Dilapidated dwellings are not the preserve of individual owners. According to the censuses carried out by the prefects in 2018, some 684 condominiums comprising 56,000 homes are in difficulty. Due to a lack of regular maintenance, these aging buildings sometimes look like real ruins. To avoid getting there, you have to organize an action plan.
Start by taking stock
Any building involves some periodic renovation work in order to stay in good condition. And contrary to what one might think, it is often more economical to go through a global operation rather than leaving each co-owner to take care of his home. But before embarking, it is still necessary to make a precise inventory of the situation.

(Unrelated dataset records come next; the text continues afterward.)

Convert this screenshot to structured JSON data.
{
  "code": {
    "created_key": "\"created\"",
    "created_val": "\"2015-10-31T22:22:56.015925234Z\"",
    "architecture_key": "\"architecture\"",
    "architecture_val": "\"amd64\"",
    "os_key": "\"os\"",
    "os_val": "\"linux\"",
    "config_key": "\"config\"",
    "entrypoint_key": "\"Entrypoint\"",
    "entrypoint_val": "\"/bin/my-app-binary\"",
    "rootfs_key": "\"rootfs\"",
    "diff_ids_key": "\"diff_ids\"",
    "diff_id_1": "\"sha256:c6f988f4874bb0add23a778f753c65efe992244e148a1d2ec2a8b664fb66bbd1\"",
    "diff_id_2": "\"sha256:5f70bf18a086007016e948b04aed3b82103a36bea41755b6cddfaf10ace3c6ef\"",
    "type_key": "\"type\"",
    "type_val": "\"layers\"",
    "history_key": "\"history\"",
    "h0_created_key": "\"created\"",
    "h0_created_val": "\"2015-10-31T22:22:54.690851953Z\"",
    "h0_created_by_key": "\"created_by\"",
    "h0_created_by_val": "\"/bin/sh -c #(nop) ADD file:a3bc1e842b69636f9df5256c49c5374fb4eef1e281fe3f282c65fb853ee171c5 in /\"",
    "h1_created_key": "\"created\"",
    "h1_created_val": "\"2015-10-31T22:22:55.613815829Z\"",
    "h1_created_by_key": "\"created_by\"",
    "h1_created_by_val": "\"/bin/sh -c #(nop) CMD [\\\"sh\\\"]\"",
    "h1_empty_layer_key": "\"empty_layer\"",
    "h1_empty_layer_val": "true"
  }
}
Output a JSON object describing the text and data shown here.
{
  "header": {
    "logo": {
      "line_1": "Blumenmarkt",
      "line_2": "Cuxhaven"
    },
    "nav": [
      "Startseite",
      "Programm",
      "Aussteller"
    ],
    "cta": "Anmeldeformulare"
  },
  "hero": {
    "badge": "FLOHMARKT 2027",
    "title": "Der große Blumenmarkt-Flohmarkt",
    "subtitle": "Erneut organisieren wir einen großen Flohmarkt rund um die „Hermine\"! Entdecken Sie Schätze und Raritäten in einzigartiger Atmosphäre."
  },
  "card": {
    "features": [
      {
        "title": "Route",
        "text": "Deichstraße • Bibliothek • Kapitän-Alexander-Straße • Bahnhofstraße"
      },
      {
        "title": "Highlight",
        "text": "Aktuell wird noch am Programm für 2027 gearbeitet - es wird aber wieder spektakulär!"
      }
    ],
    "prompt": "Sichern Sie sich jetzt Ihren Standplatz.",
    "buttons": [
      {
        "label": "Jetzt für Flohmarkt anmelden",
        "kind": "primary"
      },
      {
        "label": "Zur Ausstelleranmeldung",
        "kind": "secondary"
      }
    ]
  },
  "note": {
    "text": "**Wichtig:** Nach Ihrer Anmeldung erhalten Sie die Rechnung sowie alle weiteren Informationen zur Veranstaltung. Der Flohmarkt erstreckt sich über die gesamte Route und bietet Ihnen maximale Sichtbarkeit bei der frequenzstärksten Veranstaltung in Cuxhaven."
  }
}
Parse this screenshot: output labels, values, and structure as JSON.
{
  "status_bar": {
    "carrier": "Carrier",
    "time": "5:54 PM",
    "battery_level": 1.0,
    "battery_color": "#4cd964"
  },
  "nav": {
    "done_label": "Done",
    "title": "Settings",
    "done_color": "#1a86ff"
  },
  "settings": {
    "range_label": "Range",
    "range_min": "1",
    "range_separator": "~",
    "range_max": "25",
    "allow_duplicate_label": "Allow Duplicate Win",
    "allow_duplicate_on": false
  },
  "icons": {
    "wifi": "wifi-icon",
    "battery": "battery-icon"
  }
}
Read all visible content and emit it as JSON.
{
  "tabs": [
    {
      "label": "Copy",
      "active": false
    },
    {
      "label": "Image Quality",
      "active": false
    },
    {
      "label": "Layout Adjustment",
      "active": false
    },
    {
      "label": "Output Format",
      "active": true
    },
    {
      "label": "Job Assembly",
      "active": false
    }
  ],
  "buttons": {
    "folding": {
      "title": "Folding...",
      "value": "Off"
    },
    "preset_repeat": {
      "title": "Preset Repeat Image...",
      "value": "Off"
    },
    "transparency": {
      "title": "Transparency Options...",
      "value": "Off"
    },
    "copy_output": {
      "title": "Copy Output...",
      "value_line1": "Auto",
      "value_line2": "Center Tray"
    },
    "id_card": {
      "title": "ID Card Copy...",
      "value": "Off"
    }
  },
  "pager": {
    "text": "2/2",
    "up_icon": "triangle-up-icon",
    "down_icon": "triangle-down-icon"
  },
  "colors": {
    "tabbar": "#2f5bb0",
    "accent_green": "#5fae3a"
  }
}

After having carried out a survey on residents’ expectations, the trustee can use the initial condominium assessment (BIC), which consists of a questionnaire making it possible to identify the weaknesses and positive points of the residence. In the case of collective heating, the simplified energy balance (BES) can also assess the current and future consumption of the building and determine possible savings. As for the co-ownership observatory set up by Unarc (Association of co-ownership managers), it summarizes the expenditure items of collective charges, in order to identify possible drifts.
The building scrutinized
To determine the necessary renovation work, in the near future or in the longer term, it is then necessary to establish a diagnosis, knowing that some may in any case be mandatory. Between 2012 and 2017, all condominiums thus had to carry out an energy balance by means of a collective energy performance diagnosis (DPE) for those of less than fifty lots, or an energy audit for larger residences. But if these tools define the performance of buildings, they do not, on the other hand, give an overview of their state of maintenance.
This is why the Energy Transition Agency (Ademe) strongly recommends having a global technical diagnosis (DTG) carried out to prepare the most suitable work program. Created by the Alur law of March 24, 2014, this report not only includes an energy audit or a DPE but also goes further by analyzing the apparent condition of common parts and equipment, without forgetting to check whether the syndicate of co-owners is paying well of its obligations. The DGT finally leads to a summary evaluation of the cost and the list of work necessary for the conservation or improvement of the residence over the next ten years.